Considerable confusion and contradiction surround Maria Bland’s origins. The most reliable documentation is a manuscript at the Folger Library in the hand of James Winston, that states she was baptised Maria Theresa Catherine Terzi in the Catholic Church of Notre Dame in Caen, Normandy, on 10 September 1770, and she was the daughter of an itinerant musician from Rome named Alexander Tersi and his wife Catherine Zeli, a Florentine Jewess. When the family came to England in 1773 they changed their professional name to Romanzini, and on 10 April four-year-old Maria appeared with her father on stage at Bristol. She soon was performing in London at Hughes’ Riding School, Blackfriars Bridge, and at Sadler’s Wells, and by the age of 11 she was singing at the King’s Theatre and at Drury Lane. Maria spent most of her professional career at Drury Lane, though she often played summers at the Haymarket and in the provinces. Among her numerous roles at Drury Lane were Fanny in “The Maid of the Mill”, Rose in “The Double Surprise”, Jenny in “The Deserter”, Annette in “Lord of the Manor” and Ariel in “The Tempest”.

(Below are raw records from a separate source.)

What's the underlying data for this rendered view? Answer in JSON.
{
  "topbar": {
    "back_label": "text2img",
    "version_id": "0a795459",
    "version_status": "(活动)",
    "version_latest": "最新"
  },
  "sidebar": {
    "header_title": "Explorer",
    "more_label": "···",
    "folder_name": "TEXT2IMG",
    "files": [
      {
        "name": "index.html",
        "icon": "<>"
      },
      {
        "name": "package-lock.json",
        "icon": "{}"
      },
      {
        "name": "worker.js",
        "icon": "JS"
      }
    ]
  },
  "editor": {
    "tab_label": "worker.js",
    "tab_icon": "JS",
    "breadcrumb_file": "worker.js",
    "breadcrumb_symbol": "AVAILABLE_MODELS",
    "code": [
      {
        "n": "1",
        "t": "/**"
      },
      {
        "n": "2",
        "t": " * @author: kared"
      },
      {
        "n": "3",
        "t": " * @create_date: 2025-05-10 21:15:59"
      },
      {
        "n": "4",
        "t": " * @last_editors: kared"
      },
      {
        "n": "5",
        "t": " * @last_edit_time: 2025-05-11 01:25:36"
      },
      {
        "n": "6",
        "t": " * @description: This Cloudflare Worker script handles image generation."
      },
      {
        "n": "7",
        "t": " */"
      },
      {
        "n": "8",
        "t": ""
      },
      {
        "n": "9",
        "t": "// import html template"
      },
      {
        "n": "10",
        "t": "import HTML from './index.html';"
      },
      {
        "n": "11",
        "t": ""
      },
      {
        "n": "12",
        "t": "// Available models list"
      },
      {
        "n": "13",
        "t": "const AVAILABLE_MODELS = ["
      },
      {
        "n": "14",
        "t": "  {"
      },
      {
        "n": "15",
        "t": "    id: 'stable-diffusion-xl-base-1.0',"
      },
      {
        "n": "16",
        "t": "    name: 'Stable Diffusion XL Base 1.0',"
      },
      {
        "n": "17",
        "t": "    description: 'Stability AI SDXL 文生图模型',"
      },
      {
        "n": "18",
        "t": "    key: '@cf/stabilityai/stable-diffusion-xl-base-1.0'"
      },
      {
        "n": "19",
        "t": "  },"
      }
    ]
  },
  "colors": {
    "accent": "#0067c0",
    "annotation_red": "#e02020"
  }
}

Maria Romanzini married the actor George Bland on 21 October 1791 at St Paul, Covent Garden. It proved to be an unfortunate marriage, and by 1795 Mrs Bland was living openly with the actor Thomas Caulfield. Finding himself in an untenable situation, George Bland took himself off to America, where he acted in New York and Boston and died in the latter city in 1807. Eventually Thomas Caulfield left Mrs Bland and also went to America; he died in a drunken fit while acting on a stage in Kentucky in 1815. Mrs Bland, however, thrived professionally in London, and, according to Oxberry, was recognized ‘as perfect as an English ballad-singer.’

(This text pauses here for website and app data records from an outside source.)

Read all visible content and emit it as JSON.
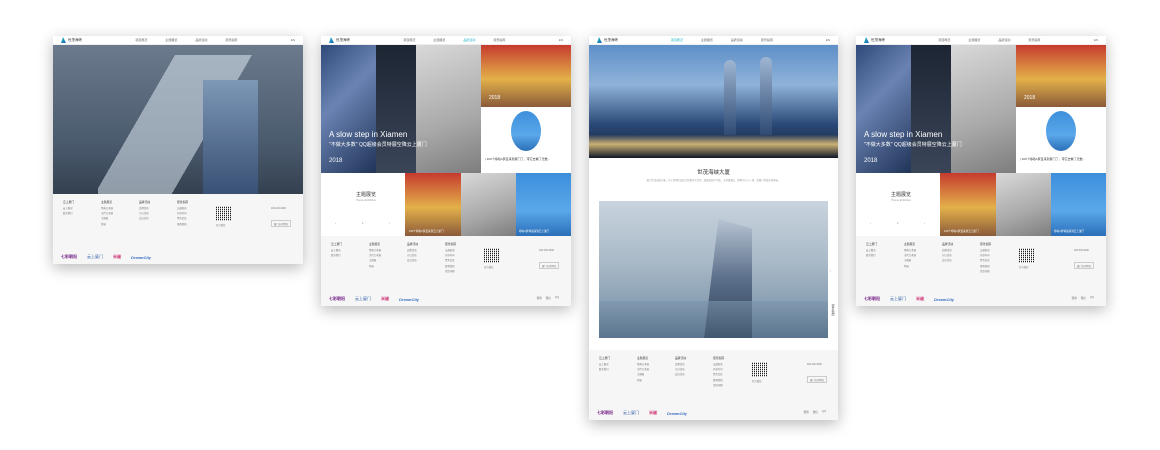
{
  "nav": {
    "brand": "世茂海峡",
    "items": [
      "项目概况",
      "主题展览",
      "品牌活动",
      "观景指南"
    ],
    "lang": "EN"
  },
  "page1": {
    "thumb_caption": "世茂海峡大厦"
  },
  "page2": {
    "headline": "A slow step in Xiamen",
    "subline": "\"不做大多数\" QQ超级会员特展空降云上厦门",
    "year": "2018",
    "card_year": "2018",
    "card_text": "| 100个哆啦A梦爱来到厦门了，带它去看了无数...",
    "small_text": "哆啦A梦特展来到云上厦门",
    "theme_title": "主题展览",
    "theme_sub": "Theme Exhibition",
    "pager": "1",
    "caption_a": "100个哆啦A梦爱来到云上厦门",
    "caption_b": "哆啦A梦特展来到云上厦门"
  },
  "page3": {
    "title": "世茂海峡大厦",
    "desc": "厦门世茂海峡大厦，位于思明区演武大桥观光平台旁，集超高层写字楼、五星级酒店、购物中心于一体，是厦门的城市新地标。",
    "side_label": "观景指南"
  },
  "footer": {
    "cols": [
      {
        "h": "云上厦门",
        "links": [
          "云上概况",
          "联系我们"
        ]
      },
      {
        "h": "主题展览",
        "links": [
          "经典艺术展",
          "当代艺术展",
          "主题展",
          "特展"
        ]
      },
      {
        "h": "品牌活动",
        "links": [
          "品牌活动",
          "节日活动",
          "会员活动"
        ]
      },
      {
        "h": "观景指南",
        "links": [
          "交通指南",
          "开放时间",
          "票务信息",
          "参观须知",
          "常见问题"
        ]
      }
    ],
    "qr_label": "官方微信",
    "contact": "400-000-0000",
    "address": "厦门市思明区",
    "brands": [
      "七彩朝阳",
      "云上厦门",
      "米缇",
      "DreamCity"
    ],
    "share": [
      "微博",
      "微信",
      "QQ"
    ]
  }
}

Though she was unattractively short and stumpy, looked like a most unharmonious person, and was the brunt of unkind remarks concerning her Jewish background, she remained a stage favourite for more than 30 years. She sang admirably in Italian and French, but the English ballad style was her forte. In her later years she taught singing. By 1824 she was suffering from a nervous disorder that edged on madness. She benefited by some £800 from a public subscription on her behalf that brought her an annuity of £80. Mrs Bland lived her final years with a family named Western, at the Broadway, Westminster, where she died of a stroke on 15 January 1838; she was buried at St Margaret, Westminster. Information about her children is in the BDA, where also are lists of her many roles and portraits. (BDA)